Imagine then that we are the sower. As Christians we have, as Paul says, the Spirit of Christ and carry with us all the seeds of the Spirit. The potential of all that God is and can be in this world. Wherever we are, through acts of service large and small, our job is to sow the seeds of God love into the world. We do not care where such seeds land for we do not cause the seeds to grow. We don’t know the hearts nor the soil that lies in others. It’s not up to us to decide who merits the seeds of the Spirit of God.
Seeds sown in the good soil of our hearts blossom into the fruits of the Spirit: love, joy, peace, patience, kindness, goodness, faithfulness, gentleness, and self-control. And it is these same fruits we know our desperate and broken world needs
and the very fruits we hope will grow in others.
If the seeds of God’s love flower into the fruits of the Spirit, then what do those new seeds look like? There is pollination, cross-pollination, and new growth all over the place! The cycle of sowing begins again. God’s abundant love sees to that. We go about our daily business, living in faithfulness in God’s abundance and being sowers among those we encounter. We don’t often get to see where the seeds fall, but the point is that we continue to sow. The Church’s mission and our mission is to spread the Good News to every end of the Earth. Archbishop William Temple said, “The Church is the only society that exists for the benefit of those who are not its members.” This still holds true for us today.
There are infinite ways for us to be the Church he describes: by giving a smile to someone who is feeling lonely, watching the kids so a couple can have some time to themselves, donating money to an organization that helps those who are marginalized, speaking up for a neighbor when you witness an injustice occurring, praying for those you dislike- even in how we care for one another during this time of COVID – the list can go on and on.
We are both the sowers and the soil. Without the one, the other would not make sense. When we go forth today, rejoicing in the power of the Spirit, may we sow abundantly, and may the seed that is sown in you bear the plentiful fruit of God’s love. Amen.
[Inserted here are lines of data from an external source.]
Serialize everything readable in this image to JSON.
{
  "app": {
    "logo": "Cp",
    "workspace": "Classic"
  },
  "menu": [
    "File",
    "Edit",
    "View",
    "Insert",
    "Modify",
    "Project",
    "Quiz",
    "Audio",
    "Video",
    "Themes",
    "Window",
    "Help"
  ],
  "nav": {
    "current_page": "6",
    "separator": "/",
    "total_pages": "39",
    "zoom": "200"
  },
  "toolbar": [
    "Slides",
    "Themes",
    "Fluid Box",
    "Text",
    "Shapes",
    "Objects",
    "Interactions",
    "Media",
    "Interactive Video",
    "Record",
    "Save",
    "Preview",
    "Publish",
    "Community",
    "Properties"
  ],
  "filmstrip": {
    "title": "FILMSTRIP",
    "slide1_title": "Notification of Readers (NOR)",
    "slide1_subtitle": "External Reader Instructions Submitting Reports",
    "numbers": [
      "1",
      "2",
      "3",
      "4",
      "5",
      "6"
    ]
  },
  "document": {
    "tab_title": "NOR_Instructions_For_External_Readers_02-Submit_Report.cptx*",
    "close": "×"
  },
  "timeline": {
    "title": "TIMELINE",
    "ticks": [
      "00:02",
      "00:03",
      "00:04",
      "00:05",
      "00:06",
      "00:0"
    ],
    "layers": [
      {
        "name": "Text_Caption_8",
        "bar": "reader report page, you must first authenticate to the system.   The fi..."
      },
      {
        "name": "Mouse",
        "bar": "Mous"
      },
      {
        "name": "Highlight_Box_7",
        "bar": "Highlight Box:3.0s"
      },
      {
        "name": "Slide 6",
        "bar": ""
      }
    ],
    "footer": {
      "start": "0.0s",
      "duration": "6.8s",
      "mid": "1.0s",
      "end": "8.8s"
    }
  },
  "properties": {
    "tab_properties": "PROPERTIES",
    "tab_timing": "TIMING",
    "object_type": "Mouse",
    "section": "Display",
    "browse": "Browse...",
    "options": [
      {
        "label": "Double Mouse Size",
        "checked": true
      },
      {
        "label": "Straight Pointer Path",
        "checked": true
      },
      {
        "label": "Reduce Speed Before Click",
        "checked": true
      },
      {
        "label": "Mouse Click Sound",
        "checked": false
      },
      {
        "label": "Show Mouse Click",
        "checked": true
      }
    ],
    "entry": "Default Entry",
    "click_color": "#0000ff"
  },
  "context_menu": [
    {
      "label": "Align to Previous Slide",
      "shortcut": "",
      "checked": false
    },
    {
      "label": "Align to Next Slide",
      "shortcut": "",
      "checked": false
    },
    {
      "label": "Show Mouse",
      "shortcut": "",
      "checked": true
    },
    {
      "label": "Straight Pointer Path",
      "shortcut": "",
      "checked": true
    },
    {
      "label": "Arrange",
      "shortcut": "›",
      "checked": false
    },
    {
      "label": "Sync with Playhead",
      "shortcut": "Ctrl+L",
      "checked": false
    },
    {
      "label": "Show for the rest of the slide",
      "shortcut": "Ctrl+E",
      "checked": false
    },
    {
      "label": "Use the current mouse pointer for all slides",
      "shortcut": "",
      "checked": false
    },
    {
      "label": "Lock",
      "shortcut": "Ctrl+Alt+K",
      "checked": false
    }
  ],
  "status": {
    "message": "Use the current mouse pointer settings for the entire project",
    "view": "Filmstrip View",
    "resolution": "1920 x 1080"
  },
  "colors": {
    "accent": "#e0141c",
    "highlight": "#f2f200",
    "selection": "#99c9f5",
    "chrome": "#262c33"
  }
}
The Rev. Daniel L. Leatherman is priest in charge of St. Timothy's Episcopal Church.